Dataset rows describing interfaces:
****
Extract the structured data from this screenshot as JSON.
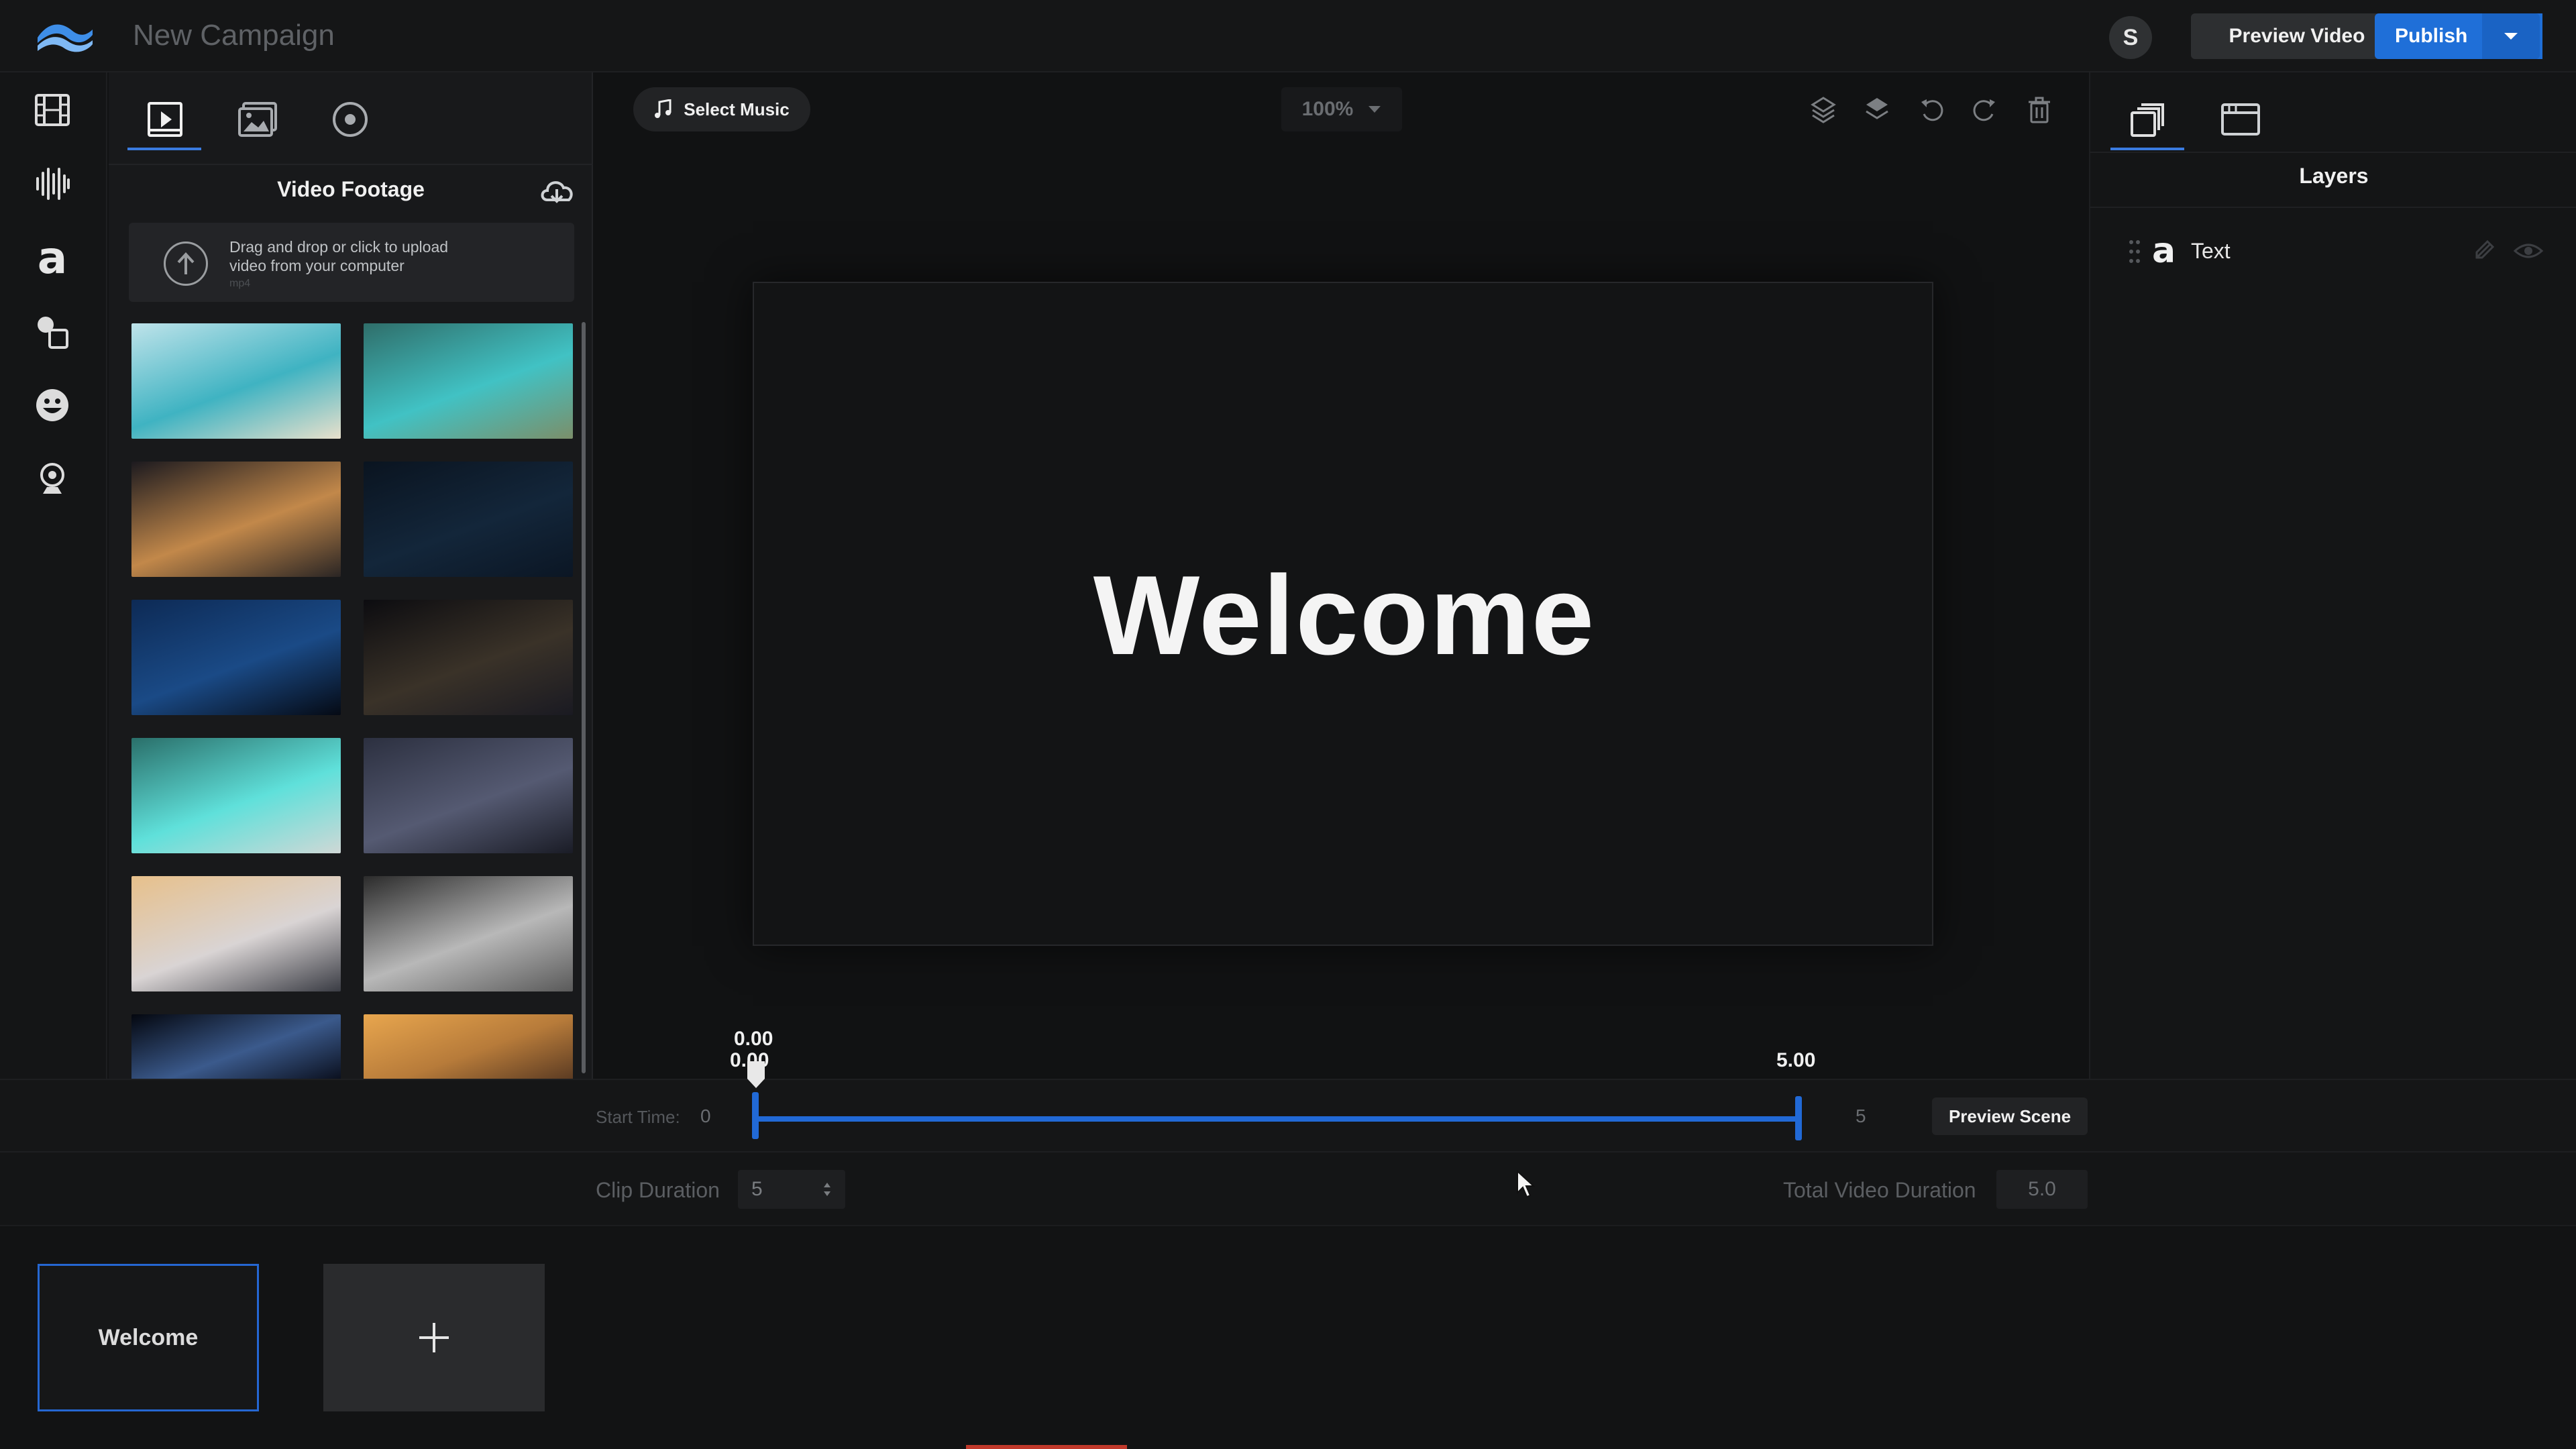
{
  "app": {
    "title": "New Campaign",
    "user_initial": "S"
  },
  "header": {
    "preview_video_label": "Preview Video",
    "publish_label": "Publish"
  },
  "left_rail": {
    "icons": [
      "film-icon",
      "audio-bars-icon",
      "text-a-icon",
      "shapes-icon",
      "emoji-icon",
      "webcam-icon"
    ]
  },
  "library": {
    "tabs": [
      "video-tab-icon",
      "image-tab-icon",
      "circle-record-icon"
    ],
    "title": "Video Footage",
    "upload_text": "Drag and drop or click to upload video from your computer",
    "upload_sub": "mp4",
    "thumbnails": [
      {
        "colors": [
          "#bfe3ea",
          "#3fb3c2",
          "#e8e0cc"
        ]
      },
      {
        "colors": [
          "#2f6e6a",
          "#41c2c4",
          "#7b8f6a"
        ]
      },
      {
        "colors": [
          "#1c1a1f",
          "#c2884a",
          "#2a2524"
        ]
      },
      {
        "colors": [
          "#0a1420",
          "#13263a",
          "#0b1624"
        ]
      },
      {
        "colors": [
          "#0d2a55",
          "#1a4a86",
          "#050a14"
        ]
      },
      {
        "colors": [
          "#0c0c10",
          "#3a3228",
          "#1a1a22"
        ]
      },
      {
        "colors": [
          "#2a6f6a",
          "#5fe0da",
          "#cfd8d6"
        ]
      },
      {
        "colors": [
          "#2c3040",
          "#555a72",
          "#1a1c26"
        ]
      },
      {
        "colors": [
          "#e7c08b",
          "#d9d4d4",
          "#3a3c44"
        ]
      },
      {
        "colors": [
          "#2b2b2b",
          "#b8b8b8",
          "#5a5a5a"
        ]
      },
      {
        "colors": [
          "#04070f",
          "#3b5a8c",
          "#0a0f1d"
        ]
      },
      {
        "colors": [
          "#e8a64e",
          "#b77b3a",
          "#5a3a22"
        ]
      }
    ]
  },
  "stage": {
    "select_music_label": "Select Music",
    "zoom": "100%",
    "canvas_text": "Welcome"
  },
  "right_panel": {
    "title": "Layers",
    "layers": [
      {
        "name": "Text",
        "type_glyph": "a"
      }
    ]
  },
  "timeline": {
    "current_time_top": "0.00",
    "current_time_bottom": "0.00",
    "end_time_label": "5.00",
    "start_time_label": "Start Time:",
    "start_time_value": "0",
    "end_time_value": "5",
    "preview_scene_label": "Preview Scene",
    "clip_duration_label": "Clip Duration",
    "clip_duration_value": "5",
    "total_duration_label": "Total Video Duration",
    "total_duration_value": "5.0"
  },
  "scenes": {
    "items": [
      {
        "label": "Welcome"
      }
    ]
  },
  "colors": {
    "accent": "#2169d6",
    "publish": "#1f6fd8",
    "background": "#111213"
  }
}
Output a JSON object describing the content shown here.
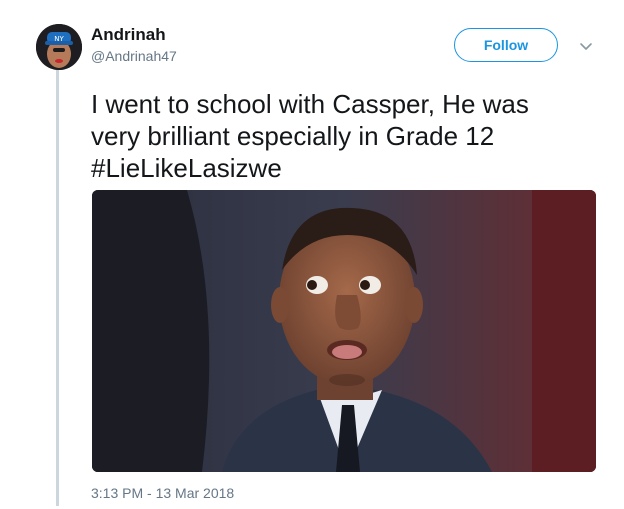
{
  "user": {
    "name": "Andrinah",
    "handle": "@Andrinah47"
  },
  "actions": {
    "follow_label": "Follow",
    "more_icon": "chevron-down-icon"
  },
  "tweet": {
    "line1": "I went to school with Cassper, He was",
    "line2": "very brilliant especially in Grade 12",
    "hashtag": "#LieLikeLasizwe",
    "timestamp": "3:13 PM - 13 Mar 2018"
  },
  "colors": {
    "accent": "#1b95e0",
    "secondary_text": "#657786",
    "thread_line": "#ccd6dd"
  }
}
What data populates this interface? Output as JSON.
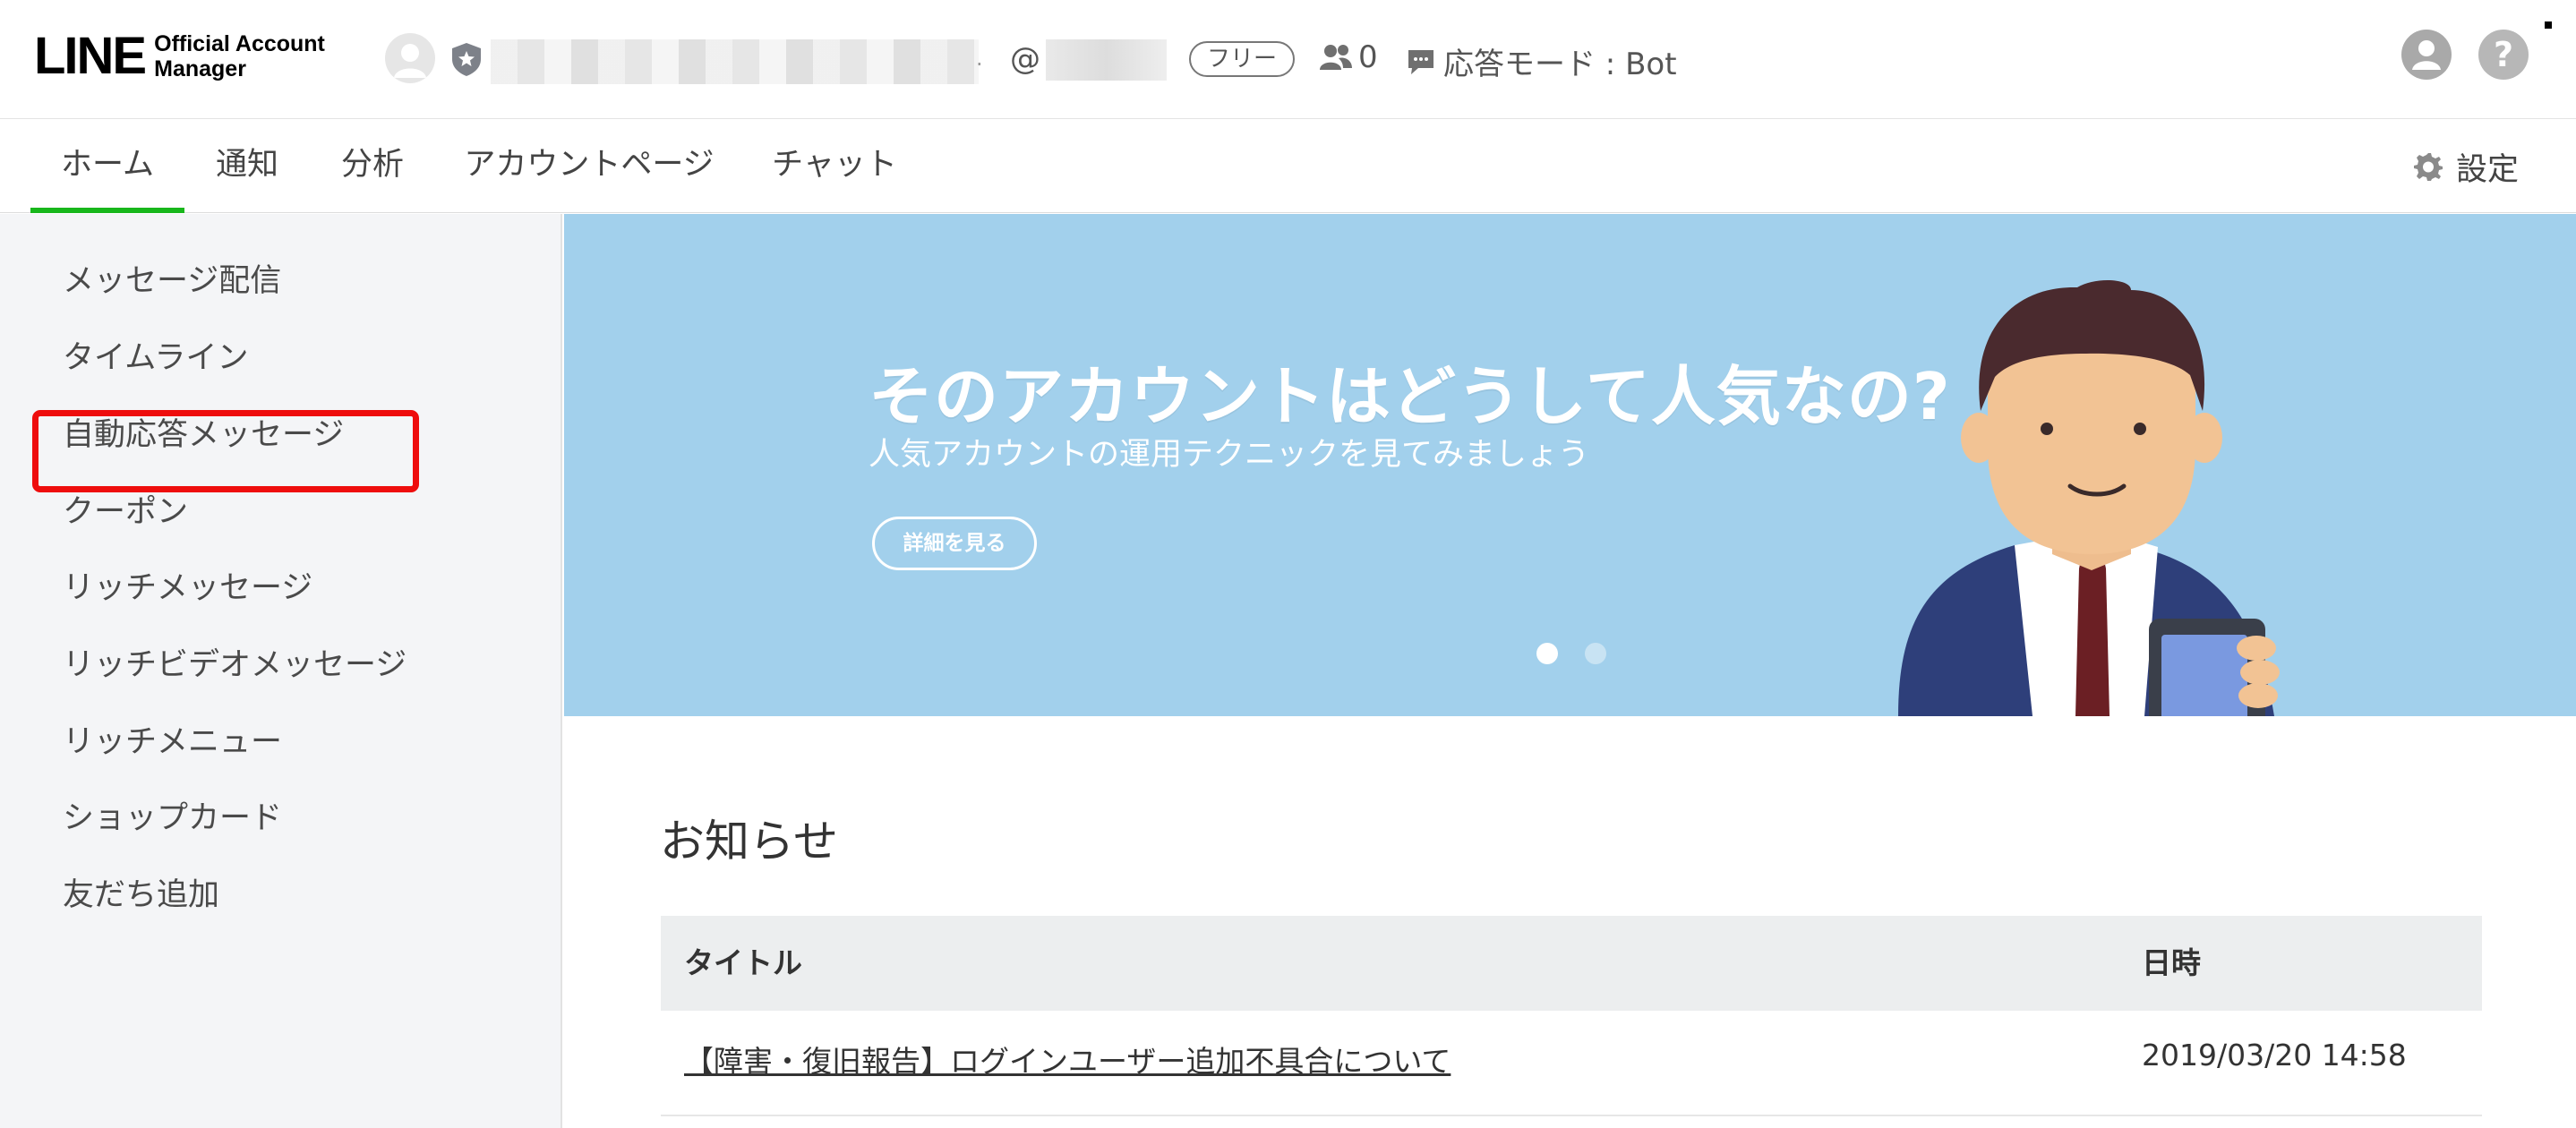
{
  "header": {
    "logo": {
      "line": "LINE",
      "sub_line1": "Official Account",
      "sub_line2": "Manager"
    },
    "account": {
      "name": "",
      "id_prefix": "@"
    },
    "plan_badge": "フリー",
    "friends_count": "0",
    "response_mode": "応答モード : Bot"
  },
  "nav": {
    "tabs": [
      {
        "label": "ホーム",
        "active": true
      },
      {
        "label": "通知",
        "active": false
      },
      {
        "label": "分析",
        "active": false
      },
      {
        "label": "アカウントページ",
        "active": false
      },
      {
        "label": "チャット",
        "active": false
      }
    ],
    "settings_label": "設定"
  },
  "sidebar": {
    "items": [
      {
        "label": "メッセージ配信"
      },
      {
        "label": "タイムライン"
      },
      {
        "label": "自動応答メッセージ",
        "highlighted": true
      },
      {
        "label": "クーポン"
      },
      {
        "label": "リッチメッセージ"
      },
      {
        "label": "リッチビデオメッセージ"
      },
      {
        "label": "リッチメニュー"
      },
      {
        "label": "ショップカード"
      },
      {
        "label": "友だち追加"
      }
    ]
  },
  "banner": {
    "title": "そのアカウントはどうして人気なの?",
    "subtitle": "人気アカウントの運用テクニックを見てみましょう",
    "button_label": "詳細を見る",
    "slide_count": 2,
    "active_slide": 1,
    "background_color": "#a2d0ec"
  },
  "notices": {
    "heading": "お知らせ",
    "columns": [
      "タイトル",
      "日時"
    ],
    "rows": [
      {
        "title": "【障害・復旧報告】ログインユーザー追加不具合について",
        "date": "2019/03/20 14:58"
      }
    ]
  },
  "colors": {
    "accent_green": "#18b71b",
    "highlight_red": "#ee0d0d"
  },
  "icons": [
    "user-avatar-icon",
    "shield-star-icon",
    "friends-icon",
    "chat-bubble-icon",
    "account-icon",
    "help-icon",
    "gear-icon"
  ]
}
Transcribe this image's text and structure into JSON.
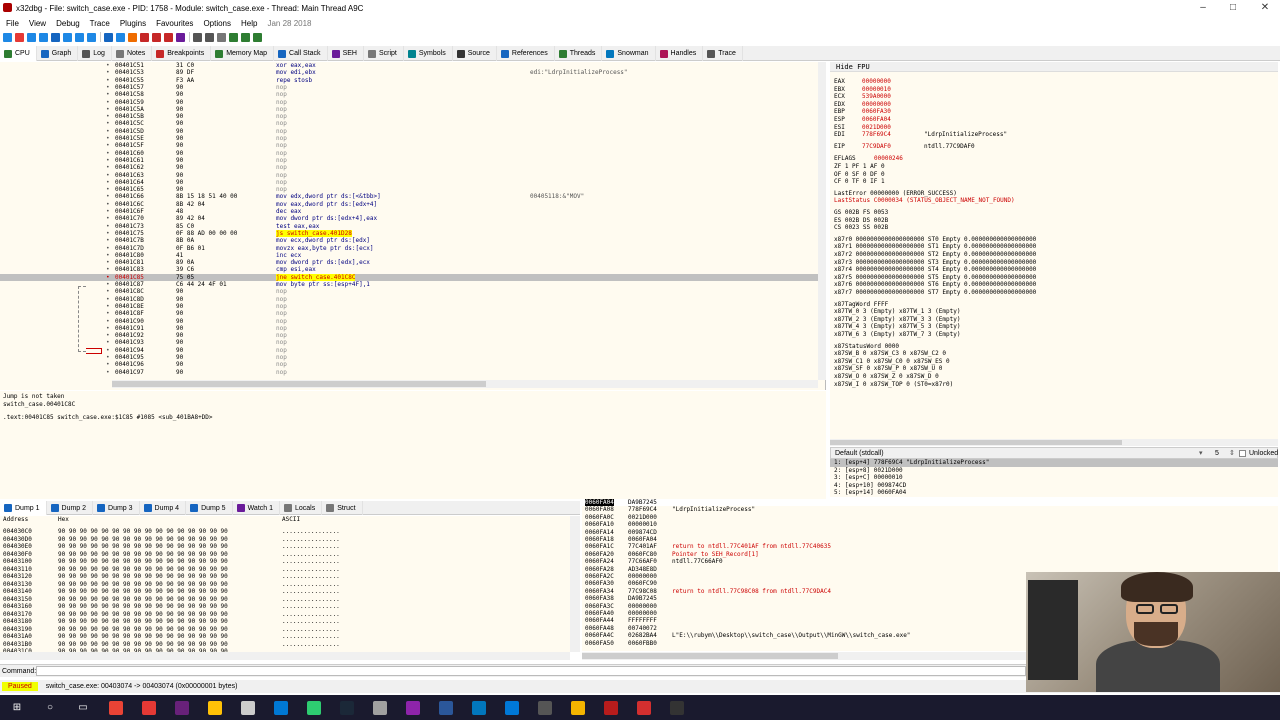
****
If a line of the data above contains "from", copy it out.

**Reply to the exercise**.
Extract the structured data from this screenshot as JSON.
    "upload_text": "Drag and drop or click to upload video from your computer",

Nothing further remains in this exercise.